Website and app data records:
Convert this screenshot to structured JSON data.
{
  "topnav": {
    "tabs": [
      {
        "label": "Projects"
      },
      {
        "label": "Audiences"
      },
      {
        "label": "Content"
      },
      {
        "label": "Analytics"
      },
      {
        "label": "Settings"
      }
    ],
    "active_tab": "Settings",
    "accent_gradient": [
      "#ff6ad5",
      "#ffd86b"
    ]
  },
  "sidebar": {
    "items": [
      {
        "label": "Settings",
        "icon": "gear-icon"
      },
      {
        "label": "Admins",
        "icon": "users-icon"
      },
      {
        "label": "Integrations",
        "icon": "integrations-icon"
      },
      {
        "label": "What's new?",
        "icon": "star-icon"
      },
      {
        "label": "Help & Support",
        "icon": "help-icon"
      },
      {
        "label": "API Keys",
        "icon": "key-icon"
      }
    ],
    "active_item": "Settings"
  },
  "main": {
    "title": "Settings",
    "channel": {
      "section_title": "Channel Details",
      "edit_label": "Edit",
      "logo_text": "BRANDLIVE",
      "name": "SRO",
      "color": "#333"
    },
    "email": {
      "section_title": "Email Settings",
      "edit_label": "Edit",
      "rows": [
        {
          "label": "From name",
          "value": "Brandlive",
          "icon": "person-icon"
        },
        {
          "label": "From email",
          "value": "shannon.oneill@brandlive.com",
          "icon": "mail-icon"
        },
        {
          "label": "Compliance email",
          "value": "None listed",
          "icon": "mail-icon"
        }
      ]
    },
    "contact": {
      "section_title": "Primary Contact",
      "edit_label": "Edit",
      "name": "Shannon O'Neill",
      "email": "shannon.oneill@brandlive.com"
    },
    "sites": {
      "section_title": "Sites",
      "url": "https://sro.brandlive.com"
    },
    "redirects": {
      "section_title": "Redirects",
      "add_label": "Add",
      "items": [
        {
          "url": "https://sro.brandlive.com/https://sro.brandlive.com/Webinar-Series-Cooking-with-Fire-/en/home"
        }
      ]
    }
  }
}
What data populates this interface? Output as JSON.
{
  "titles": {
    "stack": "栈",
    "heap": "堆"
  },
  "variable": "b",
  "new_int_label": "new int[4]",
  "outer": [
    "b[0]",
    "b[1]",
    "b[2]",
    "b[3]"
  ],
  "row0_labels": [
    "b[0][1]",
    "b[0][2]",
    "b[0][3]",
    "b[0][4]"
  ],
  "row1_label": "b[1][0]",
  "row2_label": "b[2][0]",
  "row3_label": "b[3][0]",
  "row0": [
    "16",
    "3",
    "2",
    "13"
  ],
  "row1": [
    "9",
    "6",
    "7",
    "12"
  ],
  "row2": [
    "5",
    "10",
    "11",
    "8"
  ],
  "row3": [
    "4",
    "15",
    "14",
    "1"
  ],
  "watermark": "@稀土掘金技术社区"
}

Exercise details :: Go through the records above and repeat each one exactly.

Solution to the problem ::
Convert this screenshot to structured JSON data.
{
  "topnav": {
    "tabs": [
      {
        "label": "Projects"
      },
      {
        "label": "Audiences"
      },
      {
        "label": "Content"
      },
      {
        "label": "Analytics"
      },
      {
        "label": "Settings"
      }
    ],
    "active_tab": "Settings",
    "accent_gradient": [
      "#ff6ad5",
      "#ffd86b"
    ]
  },
  "sidebar": {
    "items": [
      {
        "label": "Settings",
        "icon": "gear-icon"
      },
      {
        "label": "Admins",
        "icon": "users-icon"
      },
      {
        "label": "Integrations",
        "icon": "integrations-icon"
      },
      {
        "label": "What's new?",
        "icon": "star-icon"
      },
      {
        "label": "Help & Support",
        "icon": "help-icon"
      },
      {
        "label": "API Keys",
        "icon": "key-icon"
      }
    ],
    "active_item": "Settings"
  },
  "main": {
    "title": "Settings",
    "channel": {
      "section_title": "Channel Details",
      "edit_label": "Edit",
      "logo_text": "BRANDLIVE",
      "name": "SRO",
      "color": "#333"
    },
    "email": {
      "section_title": "Email Settings",
      "edit_label": "Edit",
      "rows": [
        {
          "label": "From name",
          "value": "Brandlive",
          "icon": "person-icon"
        },
        {
          "label": "From email",
          "value": "shannon.oneill@brandlive.com",
          "icon": "mail-icon"
        },
        {
          "label": "Compliance email",
          "value": "None listed",
          "icon": "mail-icon"
        }
      ]
    },
    "contact": {
      "section_title": "Primary Contact",
      "edit_label": "Edit",
      "name": "Shannon O'Neill",
      "email": "shannon.oneill@brandlive.com"
    },
    "sites": {
      "section_title": "Sites",
      "url": "https://sro.brandlive.com"
    },
    "redirects": {
      "section_title": "Redirects",
      "add_label": "Add",
      "items": [
        {
          "url": "https://sro.brandlive.com/https://sro.brandlive.com/Webinar-Series-Cooking-with-Fire-/en/home"
        }
      ]
    }
  }
}
What data populates this interface? Output as JSON.
{
  "titles": {
    "stack": "栈",
    "heap": "堆"
  },
  "variable": "b",
  "new_int_label": "new int[4]",
  "outer": [
    "b[0]",
    "b[1]",
    "b[2]",
    "b[3]"
  ],
  "row0_labels": [
    "b[0][1]",
    "b[0][2]",
    "b[0][3]",
    "b[0][4]"
  ],
  "row1_label": "b[1][0]",
  "row2_label": "b[2][0]",
  "row3_label": "b[3][0]",
  "row0": [
    "16",
    "3",
    "2",
    "13"
  ],
  "row1": [
    "9",
    "6",
    "7",
    "12"
  ],
  "row2": [
    "5",
    "10",
    "11",
    "8"
  ],
  "row3": [
    "4",
    "15",
    "14",
    "1"
  ],
  "watermark": "@稀土掘金技术社区"
}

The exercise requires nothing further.